It appears area entrepreneurs and business leaders are unanimously agreed on at least one thing: Kansas’ Angel Investment Tax Credit program must endure.
About a dozen people converged on Kansas Legislature Wednesday to voice unopposed support of the program, which has spurred significant growth in Kansas’ tech and bioscience sectors.
The program — as represented in House Bill 2405 — offers accredited investors a 50 percent tax credit on an investment of up to $50,000 in a Kansas business, helping to mitigate risk and encourage investments. The $6 million annual program has attracted hundreds of interested investors and ventures applying for the credits.
As a result, the program grows Kansas jobs and enables the state to attract outside businesses, KCnext president Ryan Weber said.
“The angel investment tax credit is a competitive advantage for the state to attract innovative companies and people,” Weber said in testimony to the Kansas’ committee on taxation, which is responsible for forwarding HB 2405 to the Kansas House floor for a vote. “Without this credit, Kansas will lose this advantage and leave entrepreneurs with one less reason to locate in Kansas.”
Since 2006, the program has helped 298 companies raise more than $342.9 million in capital, which has allowed the firms to create 1,188 new jobs, according to the Kansas Department of Commerce. The department also reports that the tax credits have helped create 549 jobs in the last four years.
But while popular and effective at growing jobs, the program’s future is uncertain. Kansas faces a projected $600 million budgetary shortfall as a result of the legislature’s slashing of personal income taxes in 2012 and 2013. Legislators in the 2016 session now face an array of tough choices on what state programs and services must be slashed or preserved to accommodate the income tax cuts.
Melissa Roberts, marketing director for the Enterprise Center in Johnson County, said her organization’s angel investment arm, Mid-America Angels, has tapped the credits with nearly every deal it’s made.
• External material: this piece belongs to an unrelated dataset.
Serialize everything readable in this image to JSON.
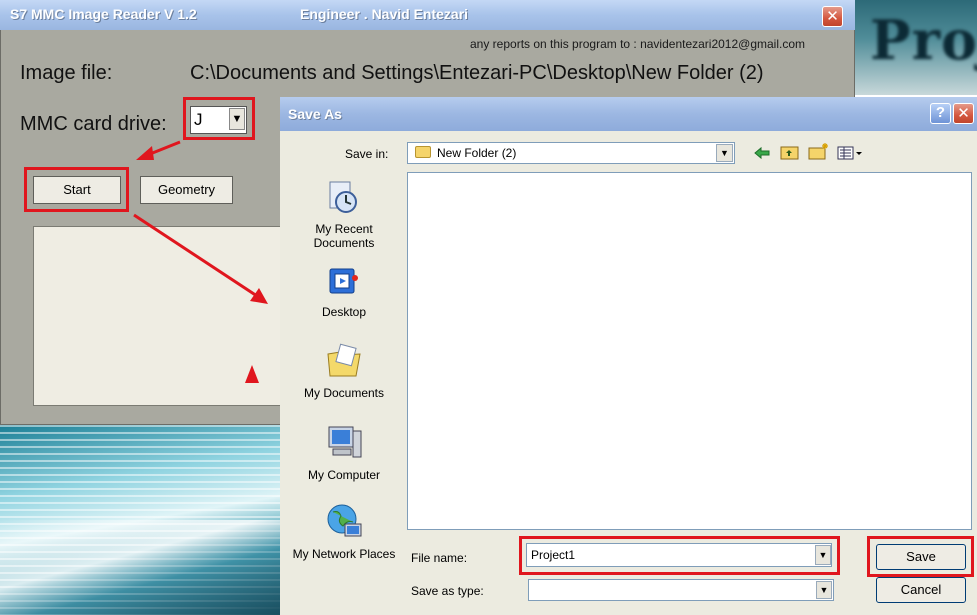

Those deals include some notable exits and high-profile startups in Kansas City, including Aratana Therapeutics, Rush Tracking Systems, EyeVerify, Zave Networks and more.
While the program has helped the State of Kansas and companies grow, Roberts said another group has benefited the most.
“The real winners have been Kansas taxpayers — companies benefiting from this program have had over a $738 million economic impact, created over 1,000 new jobs and preserved over 350 existing jobs, Roberts said Wednesday. “To lose this credit would be devastating to our state’s active early-stage investment community and would jeopardize the ability of Kansas companies to raise the capital they need to grow.”
The hearing Wednesday drew only proponents — and no neutral or opposed parties — of the measure, which would extend the sunset of the tax credit program to 2021. Roberts added that she felt testimony on the program was well received and is feeling optimistic that legislators will extend the sunset.
Others testifying in support of the bill included:
- Wayne Carter, CEO of the Kansas City Area Life Sciences Institute
- Dennis Ridenour, CEO of BioKansas
- Kevin Sweeney, chairman of the board for BioKansas
- Tammie Wahaus, CEO of ELIAS Animal Health
- Nick Franano, CEO of Metactive and Flow Forward Medical
- Chris Cardinal, CEO of Welltodo
- Chris Cheatham, CEO of ClaimKit
Legislators must make quick work with the bill as the state prepares for its “turnaround” period in about three weeks. The turnaround is the first major deadline for the legislative session in which all bills must be passed from their originating chamber to the opposite body — such as House bills heading to the Senate or vice versa.
The tax credit program is now accepting applications from eligible companies for its final year under the current bill. To apply, a business must have less than $5 million in revenue, be in operation for less than five years and have a proprietary technology or product. Application and registration fees cost $300.
To illustrate how the program works, let’s use a fictional example.
Jane from Startland News is raising $500,000 in financing and has two angel investors that want to complete the round with two $250,000 investments. Jane applies for and is allocated $100,000 in angel tax credits from the Kansas Department of Commerce. That allows Startland offer each investor $50,000 in tax credits, knocking down their investment cost to $200,000.
The investors each write Startland a check for $250,000 and Jane files a report with the Department of Commerce, which sends each investor a certificate entitling them to a $50,000 income tax credit. The credits mitigate risk for an investor, encourages investments and helps Startland accelerate its business.